Rimpf had called Charlie
Dempsey, a former left guard at ECU.
"He's coaching at Southwest
Onslow," Rimpf said. "I talked to him about coaching and he told
me to talk to Paul. He said Paul was at a school and they were
looking for an O-Line coach."
Rimpf called Troth and the
position worked out from there.
"Paul did set it up," Rimpf
said. "I e-mailed coach Turner and we talked. It's funny because
I was always the one protecting him. I was at left tackle when
he was in there at quarterback as a young guy. He looked out for
me on this one so I guess he returned the favor."
There you go. Pirates
The learning process
Rimpf learned a few things in
the transition from player to coach.
"It's a different mindset," he
said. "The first two or three games I was getting myself
motivated and prepared like I was going to play. I was getting
psyched up on the bus, getting mentally focused. Then I
realized, 'I'm not going on the field.' I have to get these guys
ready. I always got myself ready. I had my own little routine."
Rimpf was talking to his
offensive linemen before one game and felt like he couldn't
breathe. He was so intense that he was about to hyperventilate.

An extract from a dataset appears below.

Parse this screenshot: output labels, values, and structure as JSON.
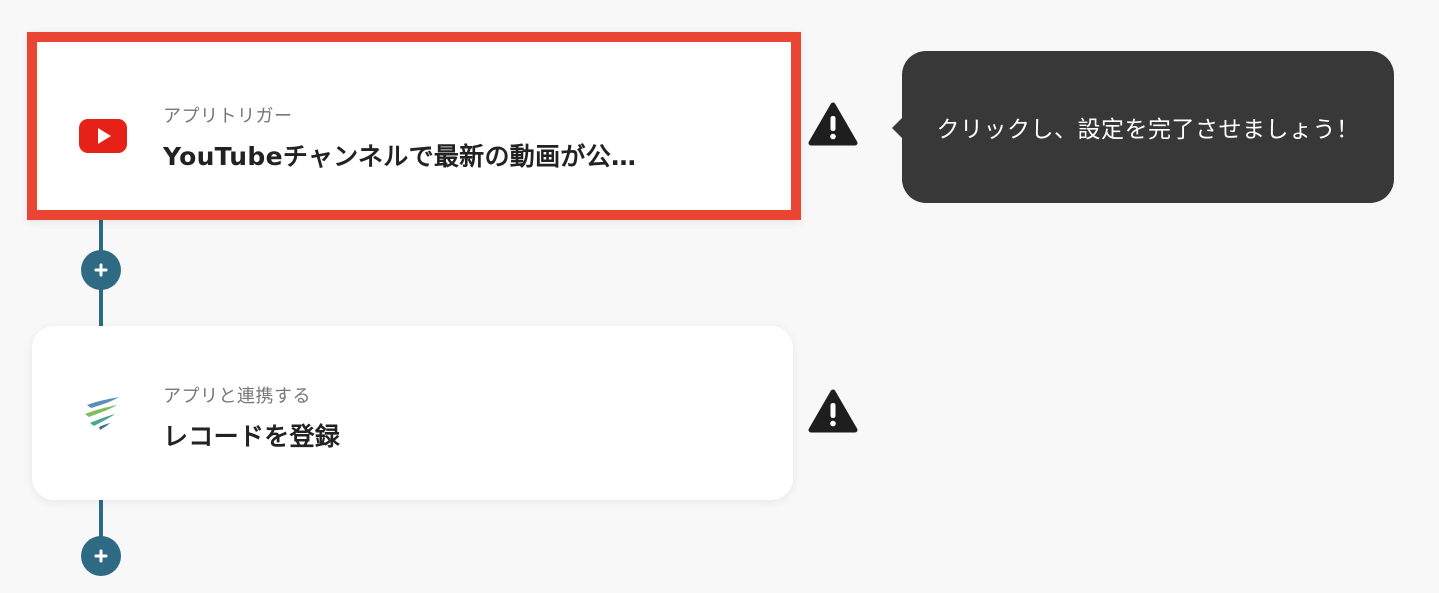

"I said, 'Let's break it down,'
and I sent them to the sideline, I didn't want them to know I
was about to pass out," Rimpf said.
Rimpf said he also had to
adjust to watching the offensive line function as a group.
"That was a little bit of a
change because my inclination was to watch one guy and then
watch another guy," he said. "But you have to see what your guys
are doing as a group. It took a little while for me to see the
game like that."
Turner feels like he has a
coach with a good upside in Rimpf.
"He has excellent knowledge of
his position," Turner said. "He will only get better as his
circle of knowledge with other facets of the game increases."
Rimpf's presence at Harnett
Central enabled the football program to receive an $8,000 grant
from the NFL which was used to buy new helmets for the 2011
seniors, new shoulder pads and new practice pants.
continues below picture]
Record Photo by Al Myatt
Central coaches (from left) Brian Rimpf, Patrick
Turner and Paul Troth display new helmets made
possible because Rimpf, the Trojans’ offensive line
coach, is a former NFL player. (Photo courtesy of
the Dunn Daily Record; Copyright © 2011 Record
Still following the program
"I went to see the State game,"
Rimpf said when asked if had seen the Pirates play. "I loved
that one. It made me nervous. They got up so fast."
ECU led 21-0 in the first
quarter against the Wolfpack but needed an interception in
overtime by freshman backup safety Damon Magazu to preserve
a 33-27 win.
"I've pretty much been able to
make it to at least one game (a season) since I left," Rimpf
The offensive style the Pirates
have adopted resembles an arena approach with its commitment to
"It's wide open," Rimpf said.
"They've got to build their defense back. They lost a lot of
Work to be done
Rimpf teaches business courses
at Harnett Central. He is working on his teaching certification
online through ECU.
"My first day we were in the
computer lab and all my students Googled me," he said. "So they
knew all about me."
Rimpf is 6-foot-6 and played at
over 300 pounds but he's slimmed down some.
"I can't eat as much when I'm
not working out," he said.
Some of the Central wrestlers
have challenged him to a match on the mat. There has been some
trash talk about the student-faculty basketball game.
"That's OK," he said. "I'm
still in good shape. Some of these kids aren't going to give you
their respect. You have to earn it."
Central plays in the Greater
Neuse Conference which includes some strong programs such as
Garner, Southeast Raleigh and Clayton.
Harnett Central went 7-5 in
2010 as injuries to Taylor and running back Jarod Spears proved
detrimental. It was a down year, relatively speaking, after a
15-1 season in 2009.
But Rimpf has resolve.
"I know a lot of football and I
know what it takes to make it," he said. "I think I know enough
to help these kids. These are some of the best days of their
lives but they don't last forever and I tell them they need to
make the most of them."
Rimpf has embarked on the
transition from player to coach but he still has a desire to
succeed, that will to win that got him to the NFL. That's why
he's planning to remain at Harnett Central.
"As a competitor, I want to
have a better season next year," he said.